“In attacking Malala, the terrorists have failed to grasp that she is not only an individual, but an icon of courage and hope,” Kayani said. “We will fight, regardless of the cost. We will prevail.”
Kayani, arguably the country’s most powerful leader, rarely issues public statements on nonmilitary incidents and matters.
Across Swat, private schools were closed to protest the Taliban’s actions. The attack drew condemnation from virtually every corner of Pakistani society, from politicians and the media to civil society organizations. The Human Rights Commission of Pakistan called it “exceptionally cowardly.
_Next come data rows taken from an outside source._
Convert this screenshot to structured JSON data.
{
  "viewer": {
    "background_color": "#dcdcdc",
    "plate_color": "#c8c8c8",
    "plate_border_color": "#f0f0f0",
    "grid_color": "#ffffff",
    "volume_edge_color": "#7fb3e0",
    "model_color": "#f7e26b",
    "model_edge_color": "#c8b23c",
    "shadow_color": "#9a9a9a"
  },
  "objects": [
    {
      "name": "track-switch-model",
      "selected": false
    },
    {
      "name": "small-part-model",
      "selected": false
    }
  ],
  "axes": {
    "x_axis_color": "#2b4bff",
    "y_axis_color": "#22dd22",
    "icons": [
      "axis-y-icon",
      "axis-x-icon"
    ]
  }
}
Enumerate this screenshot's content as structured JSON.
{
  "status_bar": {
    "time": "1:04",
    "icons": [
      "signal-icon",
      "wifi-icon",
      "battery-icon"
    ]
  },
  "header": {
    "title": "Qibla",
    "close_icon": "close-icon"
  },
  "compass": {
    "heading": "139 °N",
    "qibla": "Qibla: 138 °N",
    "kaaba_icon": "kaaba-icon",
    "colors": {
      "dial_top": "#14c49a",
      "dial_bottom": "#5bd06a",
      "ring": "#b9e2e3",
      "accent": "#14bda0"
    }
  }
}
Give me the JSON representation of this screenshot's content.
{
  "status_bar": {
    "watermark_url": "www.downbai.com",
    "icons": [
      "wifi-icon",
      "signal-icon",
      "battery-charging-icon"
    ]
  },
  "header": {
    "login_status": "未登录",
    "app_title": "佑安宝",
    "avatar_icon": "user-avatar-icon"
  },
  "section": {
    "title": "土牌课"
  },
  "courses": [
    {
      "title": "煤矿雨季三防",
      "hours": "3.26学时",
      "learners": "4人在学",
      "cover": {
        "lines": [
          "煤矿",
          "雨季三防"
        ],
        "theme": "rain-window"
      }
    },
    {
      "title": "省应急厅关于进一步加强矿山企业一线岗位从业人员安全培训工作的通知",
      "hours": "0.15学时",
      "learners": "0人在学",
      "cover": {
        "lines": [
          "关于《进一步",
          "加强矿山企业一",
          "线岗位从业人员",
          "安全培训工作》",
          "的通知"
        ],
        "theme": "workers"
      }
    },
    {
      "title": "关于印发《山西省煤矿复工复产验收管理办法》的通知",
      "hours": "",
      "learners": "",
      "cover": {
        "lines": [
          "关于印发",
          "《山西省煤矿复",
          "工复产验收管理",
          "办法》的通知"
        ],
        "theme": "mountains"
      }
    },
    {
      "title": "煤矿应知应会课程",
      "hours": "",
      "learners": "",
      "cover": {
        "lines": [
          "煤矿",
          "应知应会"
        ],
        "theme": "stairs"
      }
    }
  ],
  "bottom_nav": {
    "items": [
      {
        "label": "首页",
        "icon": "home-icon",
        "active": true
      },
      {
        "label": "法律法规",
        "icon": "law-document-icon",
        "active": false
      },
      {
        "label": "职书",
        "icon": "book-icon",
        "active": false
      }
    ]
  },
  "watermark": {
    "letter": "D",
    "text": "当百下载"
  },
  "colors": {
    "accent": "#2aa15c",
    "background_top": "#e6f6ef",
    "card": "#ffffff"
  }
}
This is a new low even for the Taliban. ... It is also a wake-up call, if another one was needed, for those pining to appease the extremists and going out of their way to advocate making peace with the Taliban.”
On yesterday, the Taliban issued a second statement attempting to justify the shootings.
“We are dead against coeducation and secular education,” Taliban spokesman Ihsanullah Ihsan said in a statement released to the media. “Malala was targeted because of her pioneer role in preaching secularism. ... And whom so ever will (do the same) in the future will again be targeted by the (Pakistani Taliban).”